WASHINGTON, 2004 (Jun 13, 2004, 12:00am Robert G. Kaiser, Washington Post) In the throngs of mourners passing through the Capitol Thursday afternoon, one stood out — a vigorous senior citizen with a distinctive birthmark on his bald pate, whose tight gestures and bright eyes brought back memories of some of President Ronald Reagan's greatest moments. Mikhail Gorbachev had flown from Moscow to pay respects to Nancy Reagan and to the man with whom he changed the course of history. "I gave him a pat," Gorbachev said later, re-enacting the fond caress he had given Reagan's coffin. On Thursday evening, in an ornate conference room at the Russian Embassy, Gorbachev gave a kind of personal eulogy to his first and most important American friend. It combined emotion, rigorous historical analysis and an interesting appraisal of Reagan's place in American life and history. "Reagan," said Gorbachev, 73, was 'an extraordinary political leader' who decided 'to be a peacemaker' at just the right moment — the moment when Gorbachev had come to power in Moscow. He, too, wanted to be a peacemaker, so "our interests coincided." Reagan's second term began in January 1985; two months later, Gorbachev was elected general secretary of the Soviet Communist Party. But if he had warm, appreciative words for Reagan, Gorbachev brusquely dismissed the suggestion that Reagan had intimidated either him or the Soviet Union, or forced them to make concessions. Was it accurate to say that Reagan won the Cold War? "That's not serious," Gorbachev said, using the same words several times. "I think we all lost the Cold War, particularly the Soviet Union. We each lost $10 trillion," he said, referring to the money Russians and Americans spent on an arms race that lasted more than four decades. "We only won when the Cold War ended." Later on the Larry King Show (CNN) Gorbachev said, "None of it would have happened without him." In the 1990s, Gorbachev and Reagan had many reunions in Washington, LA, and on the Reagan ranch in the mountains above Santa Barbara.

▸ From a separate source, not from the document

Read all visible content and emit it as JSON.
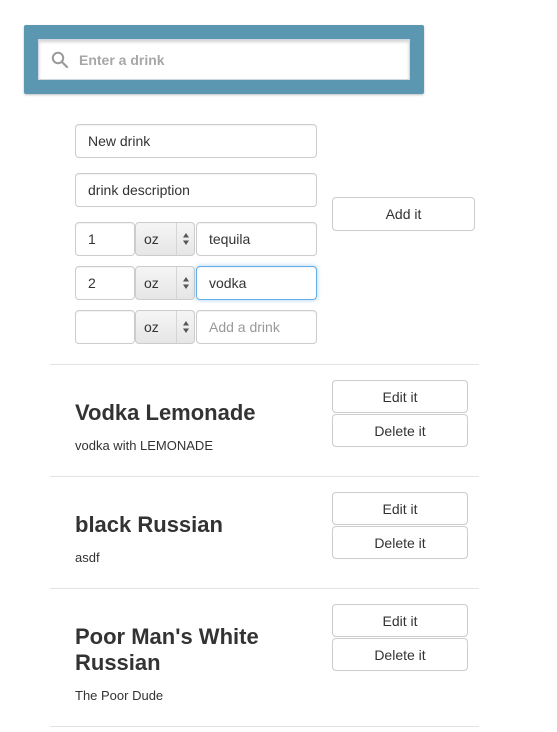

Reagan at Reykjavik: Forty-Eight Hours That Ended the Cold War,
Former arms control director Ken Adelman gives readers a dramatic, first-hand account of the Reagan-Gorbachev summit—the weekend that proved key to ending the Cold War. Based on now declassified notes of Reagan’s secret bargaining with Gorbachev and a front-row seat to Reykjavik and other key moments in Reagan’s presidency, Adelman gives an honest portrayal of the man at one of his finest and most challenging moments.